Here's the irony: I actually became more arrogant from my experience. It didn't humble me at all. I became so proud of myself and totally forgot about my goal of becoming more humble!!!
I learned two very valuable things from my short time as a beggar.
- We must act radically to work on ourselves and humility is something I must continue to work on.
- also learned several valuable things about fundraising and marketing from my experience I want to share.
Don't ignore this and think, I'm not into fundraising. This is applicable to ALL business people.
There are basically two types of people in the world (when it comes to fundraising and selling) and you need to identify what kind are you:
- (1) those who comfortable asking for money outside of the office and, (2) those who are comfortable asking for money from inside the office.
Here are two questions for you:
- Which type of style do you need?
- More importantly, which style is more comfortable for you?
To find out which style you're better suited for, try our Sales Style Matrix when you GO HERE. What I've found is that most people love one style and hate the other. There is usually no in-between.
Take, for example, Isaac G., who is a friend and one of the best fundraisers I've ever seen. He's literally raised millions of dollars for his organization. He does his best in one-on-one meetings and schmoozing at receptions, dinner parties, social events and sitting with people over coffee. Another friend, David F., is a brilliant fundraiser for his organization but he is a marketer who hates soliciting people one-on-one. He's much better at creating direct mail pieces, letters, and campaigns from his office where he's raising millions of dollars.
Here's what's funny about these two guys, neither can relate to the other one's style. David's skin crawled when he 'tried' Isaac's way, and Isaac failed when he 'tried' David's way. Look most organizations need both: one-on-one sales and a strong marketing system. If you are strong in one play to your strength and find someone who can compensate for your weakness.
Which Sales Style is best for you? What do you need to do now? Find out for yourself when you GO HERE.
7' money making takeaways you can use right now
And whether you're meeting someone one-on-one in their living room, marketing online or you're sending them a letter by mail, here are 7 takeaways:1. Target your message
- to those who will most likely listen. Don't try to stop everyone on the street. Instead, identify your Hungry Fish and work in a small pond.
2. Address objections immediately. Once I started introducing myself by saying, 'Excuse me, I know you're busy' I eliminated the most obvious objection -- "I'm busy!" -- so I could present my story.
3. Get a compelling story instead of broad generalities
4. Stop chasing dimes and stepping on the dollars. If you ask for small things, you'll get small things. Ask for larger things and you'll get more. Raise the bar.

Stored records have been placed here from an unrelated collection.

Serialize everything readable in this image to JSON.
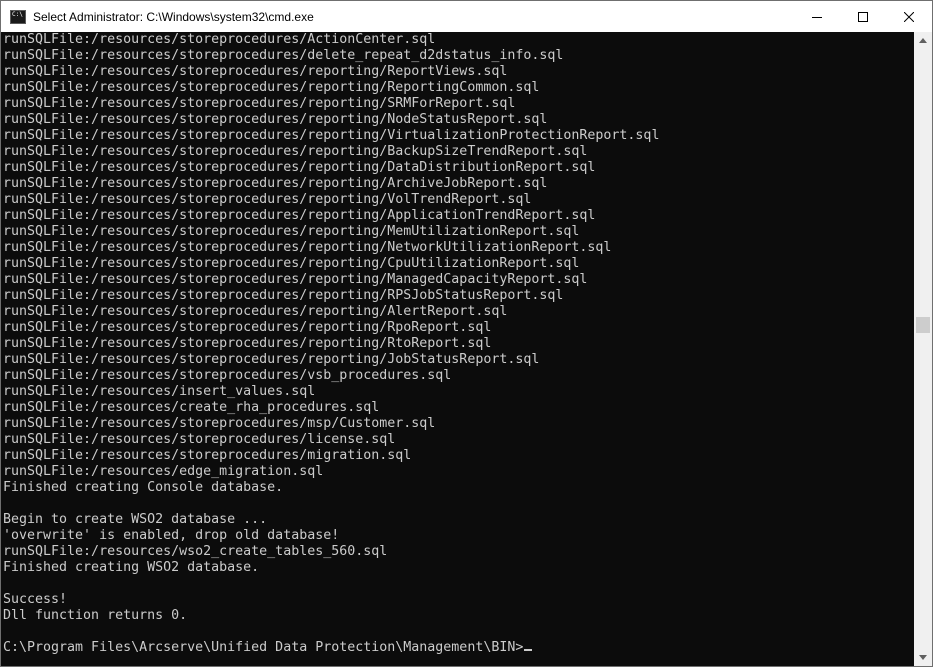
{
  "window": {
    "title": "Select Administrator: C:\\Windows\\system32\\cmd.exe",
    "icon": "cmd-icon",
    "controls": [
      "minimize-icon",
      "maximize-icon",
      "close-icon"
    ]
  },
  "console": {
    "lines": [
      "runSQLFile:/resources/storeprocedures/ActionCenter.sql",
      "runSQLFile:/resources/storeprocedures/delete_repeat_d2dstatus_info.sql",
      "runSQLFile:/resources/storeprocedures/reporting/ReportViews.sql",
      "runSQLFile:/resources/storeprocedures/reporting/ReportingCommon.sql",
      "runSQLFile:/resources/storeprocedures/reporting/SRMForReport.sql",
      "runSQLFile:/resources/storeprocedures/reporting/NodeStatusReport.sql",
      "runSQLFile:/resources/storeprocedures/reporting/VirtualizationProtectionReport.sql",
      "runSQLFile:/resources/storeprocedures/reporting/BackupSizeTrendReport.sql",
      "runSQLFile:/resources/storeprocedures/reporting/DataDistributionReport.sql",
      "runSQLFile:/resources/storeprocedures/reporting/ArchiveJobReport.sql",
      "runSQLFile:/resources/storeprocedures/reporting/VolTrendReport.sql",
      "runSQLFile:/resources/storeprocedures/reporting/ApplicationTrendReport.sql",
      "runSQLFile:/resources/storeprocedures/reporting/MemUtilizationReport.sql",
      "runSQLFile:/resources/storeprocedures/reporting/NetworkUtilizationReport.sql",
      "runSQLFile:/resources/storeprocedures/reporting/CpuUtilizationReport.sql",
      "runSQLFile:/resources/storeprocedures/reporting/ManagedCapacityReport.sql",
      "runSQLFile:/resources/storeprocedures/reporting/RPSJobStatusReport.sql",
      "runSQLFile:/resources/storeprocedures/reporting/AlertReport.sql",
      "runSQLFile:/resources/storeprocedures/reporting/RpoReport.sql",
      "runSQLFile:/resources/storeprocedures/reporting/RtoReport.sql",
      "runSQLFile:/resources/storeprocedures/reporting/JobStatusReport.sql",
      "runSQLFile:/resources/storeprocedures/vsb_procedures.sql",
      "runSQLFile:/resources/insert_values.sql",
      "runSQLFile:/resources/create_rha_procedures.sql",
      "runSQLFile:/resources/storeprocedures/msp/Customer.sql",
      "runSQLFile:/resources/storeprocedures/license.sql",
      "runSQLFile:/resources/storeprocedures/migration.sql",
      "runSQLFile:/resources/edge_migration.sql",
      "Finished creating Console database.",
      "",
      "Begin to create WSO2 database ...",
      "'overwrite' is enabled, drop old database!",
      "runSQLFile:/resources/wso2_create_tables_560.sql",
      "Finished creating WSO2 database.",
      "",
      "Success!",
      "Dll function returns 0.",
      ""
    ],
    "prompt": "C:\\Program Files\\Arcserve\\Unified Data Protection\\Management\\BIN>"
  }
}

5. Change your positioning from beggar/sales person to person of influence and importance
6. Set a specific goal with urgency ' and let everyone know your goal. Once I told people I was trying to raise 1,000 shekels for a specific family, they realized that I expected them to contribute more and that this was really important and urgent.

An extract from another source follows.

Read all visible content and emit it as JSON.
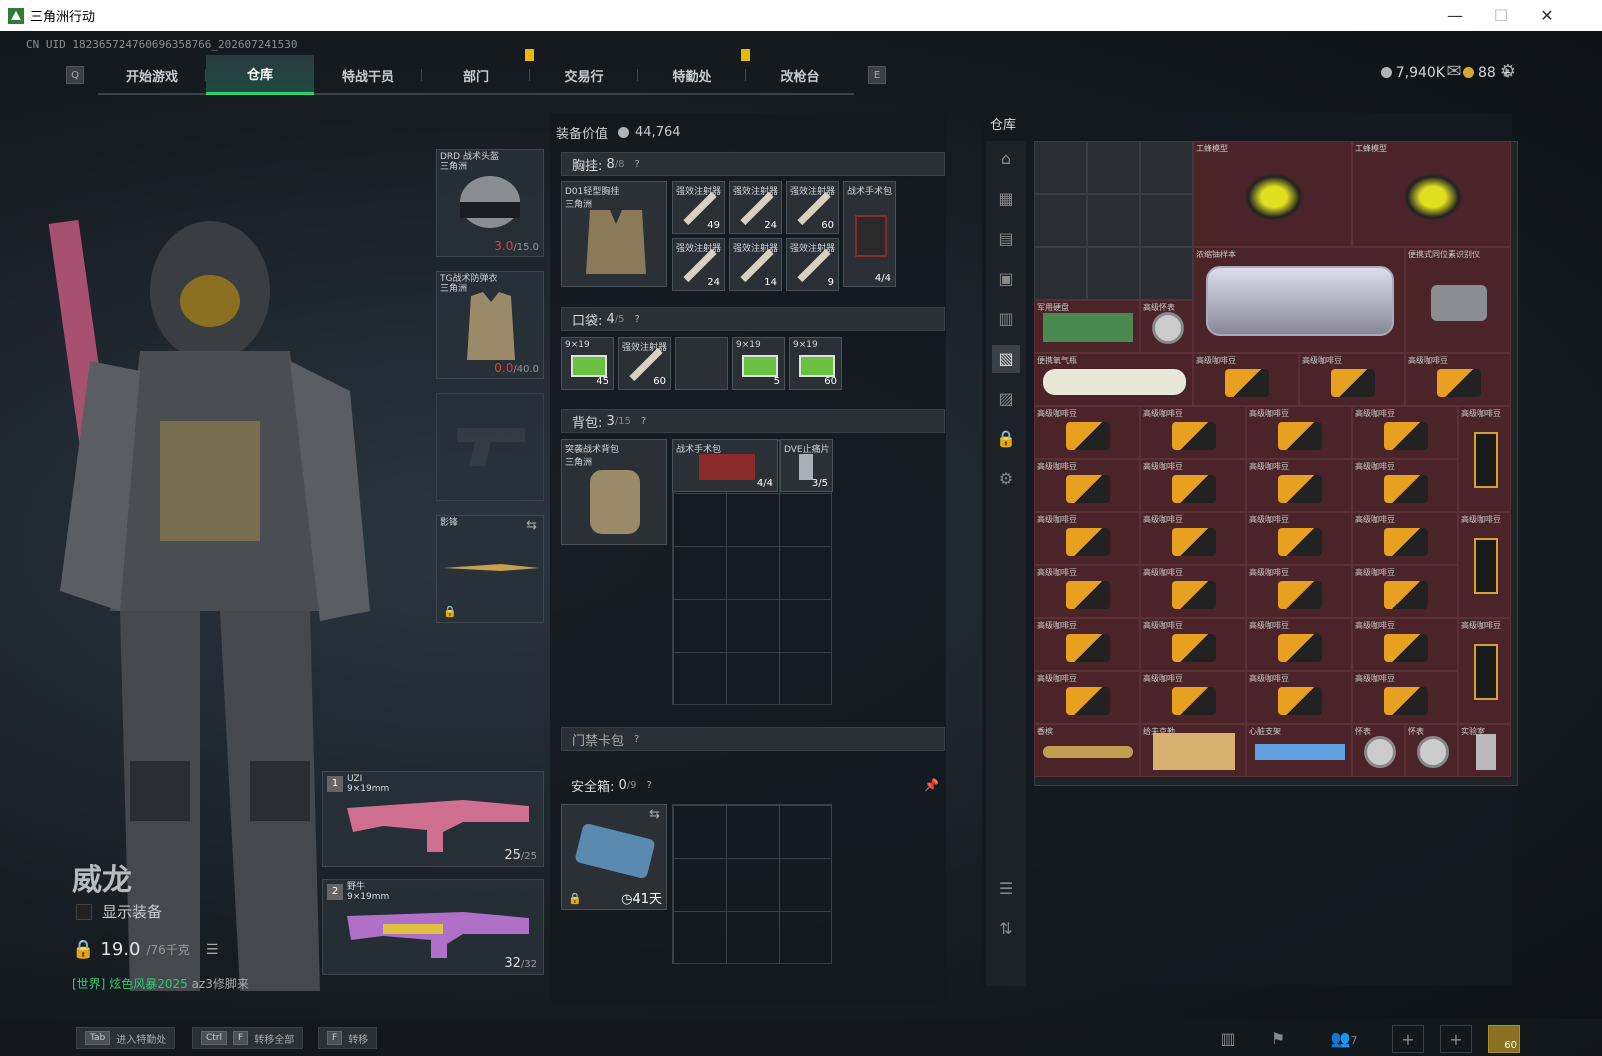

7. Be willing to take no for an answer. Be willing to accept the fact that many -- perhaps most -- people will say no. (Most direct mail fortunes have been made on response rates of less than 3%!) Move on to the next person. Don't take it personally. Understand that it's about them, not you, and be willing to try again ' and again ' and again.
7'. Work on your humility, you can never have too much humility just misplaced false pride or lack of self worth.

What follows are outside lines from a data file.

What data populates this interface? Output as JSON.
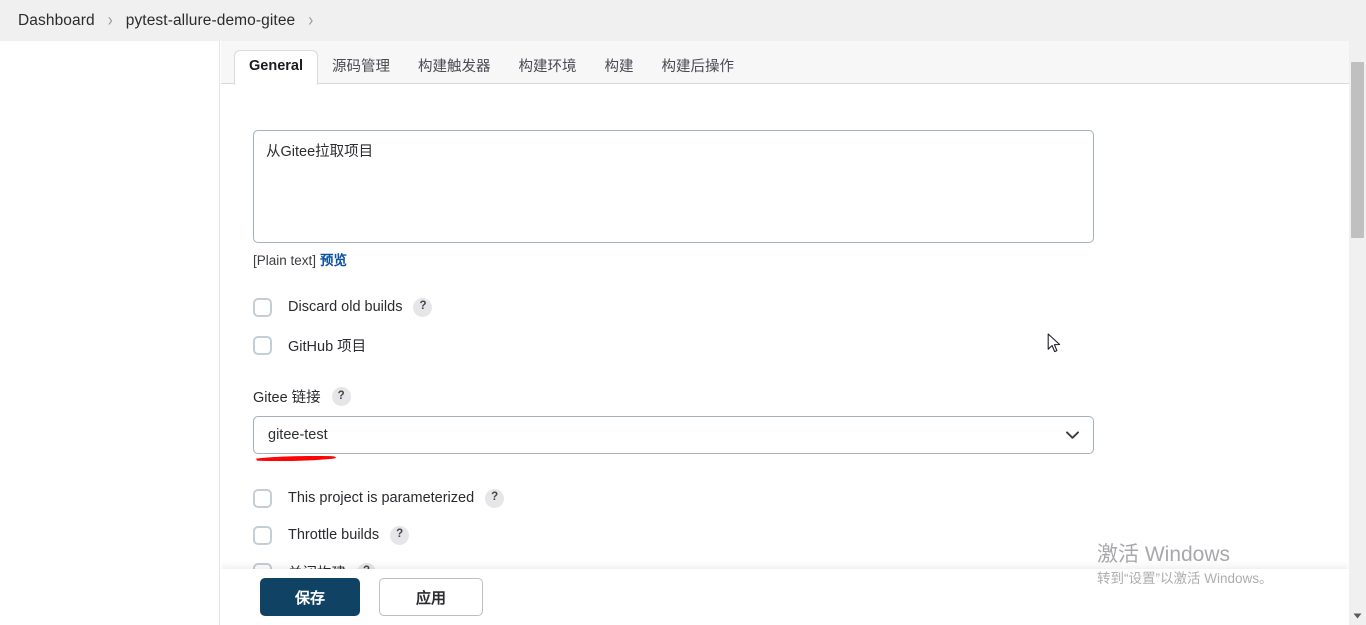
{
  "breadcrumb": {
    "items": [
      {
        "label": "Dashboard"
      },
      {
        "label": "pytest-allure-demo-gitee"
      }
    ],
    "separator": "›",
    "trailing_separator": "›"
  },
  "tabs": [
    {
      "label": "General",
      "active": true
    },
    {
      "label": "源码管理",
      "active": false
    },
    {
      "label": "构建触发器",
      "active": false
    },
    {
      "label": "构建环境",
      "active": false
    },
    {
      "label": "构建",
      "active": false
    },
    {
      "label": "构建后操作",
      "active": false
    }
  ],
  "form": {
    "description": {
      "value": "从Gitee拉取项目",
      "placeholder": ""
    },
    "markup_note": "[Plain text]",
    "preview_link": "预览",
    "checkboxes_top": [
      {
        "label": "Discard old builds",
        "checked": false,
        "help": "?",
        "has_help": true
      },
      {
        "label": "GitHub 项目",
        "checked": false,
        "help": "?",
        "has_help": false
      }
    ],
    "gitee_link": {
      "label": "Gitee 链接",
      "help": "?",
      "selected": "gitee-test",
      "chevron": "chevron-down-icon"
    },
    "checkboxes_bottom": [
      {
        "label": "This project is parameterized",
        "checked": false,
        "help": "?",
        "has_help": true
      },
      {
        "label": "Throttle builds",
        "checked": false,
        "help": "?",
        "has_help": true
      },
      {
        "label": "关闭构建",
        "checked": false,
        "help": "?",
        "has_help": true
      }
    ]
  },
  "footer": {
    "save_label": "保存",
    "apply_label": "应用"
  },
  "watermark": {
    "title": "激活 Windows",
    "subtitle": "转到“设置”以激活 Windows。"
  },
  "colors": {
    "primary_button": "#0f4263",
    "link": "#0b51a1",
    "annotation_red": "#fb0505",
    "breadcrumb_bg": "#f0f0f0",
    "pane_bg": "#f7f7f8"
  }
}
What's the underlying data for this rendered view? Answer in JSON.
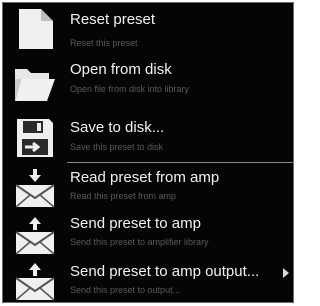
{
  "menu": {
    "items": [
      {
        "label": "Reset preset",
        "description": "Reset this preset",
        "icon": "new-document-icon"
      },
      {
        "label": "Open from disk",
        "description": "Open file from disk into library",
        "icon": "open-folder-icon"
      },
      {
        "label": "Save to disk...",
        "description": "Save this preset to disk",
        "icon": "save-disk-icon"
      },
      {
        "label": "Read preset from amp",
        "description": "Read this preset from amp",
        "icon": "envelope-download-icon"
      },
      {
        "label": "Send preset to amp",
        "description": "Send this preset to amplifier library",
        "icon": "envelope-upload-icon"
      },
      {
        "label": "Send preset to amp output...",
        "description": "Send this preset to output...",
        "icon": "envelope-upload-icon"
      }
    ]
  },
  "colors": {
    "background": "#050505",
    "text": "#f2f2f2",
    "description": "#5a5a5a",
    "separator": "#8a8a8a"
  }
}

Try it yourself. And if you really want to work on your own humility trait try putting yourself to the test, or try begging in the streets for a little while.
Always taking you from where you are to where you want to go,
Jon Goldman, President